Despite the near immediate arrival of the giant spiders, I found that there wasn’t a huge amount of tension. Although the spiders are incredibly powerful and to have a run in with them means death, they lacked the creep factor than you get from smaller but equally deadly versions. You see them coming and you run. There is no danger from the unseen, which I sorely missed. Particularly effective though, was the very chilling and vivid scene depicting the remains of the spiders’ battle with the river hippos. I was also impressed with the scene where Janet and Gellis stumbled across the spiders nest. The book is gruesome in places but never reaches the visceral violence found in The Summer I Died. The kills from the spiders were all the same and became somewhat bland after the first few incidents. Despite the detailed descriptions of the spiders throughout the book, mandibles, fangs and poison galore, the size of them just negated any scares for me.
The guides and tribesman were the most interesting characters in the book, with engaging stories and life experiences. Janet and her spoiled, elitist/racist attitude wore thin, and the wise-cracking journalists seemed almost like caricatures and were hard to identify with on a human level. The theme about the villainous white man exploiting nature and resources is a little cliché, but not untrue. The discussions of the militia and the political situation that formed the backdrop of the story were more interesting. The atrocities that the GRC rebel militia and other groups perpetrate on native tribes seemed much worse than the spiders.
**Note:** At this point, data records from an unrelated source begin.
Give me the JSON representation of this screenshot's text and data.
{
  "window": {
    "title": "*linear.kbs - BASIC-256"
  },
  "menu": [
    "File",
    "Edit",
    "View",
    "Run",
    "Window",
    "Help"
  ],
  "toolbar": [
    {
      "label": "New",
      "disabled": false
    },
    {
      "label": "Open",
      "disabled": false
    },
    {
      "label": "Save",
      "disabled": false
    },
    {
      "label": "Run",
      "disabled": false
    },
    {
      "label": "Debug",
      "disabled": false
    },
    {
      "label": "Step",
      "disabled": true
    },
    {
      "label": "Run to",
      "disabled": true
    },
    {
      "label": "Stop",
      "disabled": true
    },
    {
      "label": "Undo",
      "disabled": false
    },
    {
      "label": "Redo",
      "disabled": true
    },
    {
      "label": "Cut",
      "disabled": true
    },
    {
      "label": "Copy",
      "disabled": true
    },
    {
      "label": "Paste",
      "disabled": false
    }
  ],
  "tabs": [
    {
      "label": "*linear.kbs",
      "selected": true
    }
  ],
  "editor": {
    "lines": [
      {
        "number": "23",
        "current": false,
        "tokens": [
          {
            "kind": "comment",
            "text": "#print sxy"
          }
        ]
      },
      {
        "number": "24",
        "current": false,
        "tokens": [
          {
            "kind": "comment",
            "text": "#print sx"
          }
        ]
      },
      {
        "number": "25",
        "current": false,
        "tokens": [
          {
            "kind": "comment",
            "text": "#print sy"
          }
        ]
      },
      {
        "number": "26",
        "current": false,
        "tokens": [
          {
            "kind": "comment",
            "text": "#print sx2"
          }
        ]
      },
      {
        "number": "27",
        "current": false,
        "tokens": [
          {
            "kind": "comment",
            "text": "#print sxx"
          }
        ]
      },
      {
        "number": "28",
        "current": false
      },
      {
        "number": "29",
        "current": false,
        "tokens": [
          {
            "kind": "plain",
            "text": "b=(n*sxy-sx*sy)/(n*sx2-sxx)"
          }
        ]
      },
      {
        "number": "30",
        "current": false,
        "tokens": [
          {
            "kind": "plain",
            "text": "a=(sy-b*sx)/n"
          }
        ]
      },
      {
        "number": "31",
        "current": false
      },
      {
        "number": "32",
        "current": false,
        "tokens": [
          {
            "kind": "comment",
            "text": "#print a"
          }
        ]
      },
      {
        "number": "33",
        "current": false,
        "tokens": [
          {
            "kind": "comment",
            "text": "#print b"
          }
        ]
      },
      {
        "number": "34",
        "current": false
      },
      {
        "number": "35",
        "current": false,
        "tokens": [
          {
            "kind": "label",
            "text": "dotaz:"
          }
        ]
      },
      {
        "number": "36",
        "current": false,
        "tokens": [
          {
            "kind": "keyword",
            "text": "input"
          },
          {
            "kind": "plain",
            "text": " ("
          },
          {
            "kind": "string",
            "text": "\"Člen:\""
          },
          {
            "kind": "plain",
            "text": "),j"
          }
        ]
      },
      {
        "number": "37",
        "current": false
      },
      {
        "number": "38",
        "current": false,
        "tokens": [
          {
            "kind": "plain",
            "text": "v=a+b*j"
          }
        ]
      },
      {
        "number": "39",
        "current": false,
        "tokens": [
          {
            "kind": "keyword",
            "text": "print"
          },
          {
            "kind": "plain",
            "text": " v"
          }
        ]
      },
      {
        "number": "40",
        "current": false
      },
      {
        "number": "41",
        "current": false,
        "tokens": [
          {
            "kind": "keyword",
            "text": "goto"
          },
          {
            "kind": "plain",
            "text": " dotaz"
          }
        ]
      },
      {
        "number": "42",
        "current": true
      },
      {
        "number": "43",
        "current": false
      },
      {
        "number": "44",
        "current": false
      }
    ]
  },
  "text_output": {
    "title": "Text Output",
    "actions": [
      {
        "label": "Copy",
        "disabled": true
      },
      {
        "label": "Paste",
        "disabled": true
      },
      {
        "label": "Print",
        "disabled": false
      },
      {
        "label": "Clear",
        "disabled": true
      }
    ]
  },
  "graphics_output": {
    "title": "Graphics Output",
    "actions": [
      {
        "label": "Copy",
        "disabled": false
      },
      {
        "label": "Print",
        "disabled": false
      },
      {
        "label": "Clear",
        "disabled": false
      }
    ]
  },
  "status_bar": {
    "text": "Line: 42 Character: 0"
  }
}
The majority of the book involved people running from the spiders on the mountain or the surrounding jungle. It quickly became all too familiar and just got a bit stale. I did enjoy the finale when all the separate groups we’d been reading about finally ran into each other for the climax. Sorry to say that on the whole, I can’t really recommend this.
Reviewed by Andrew Tadman @thebooksofblood.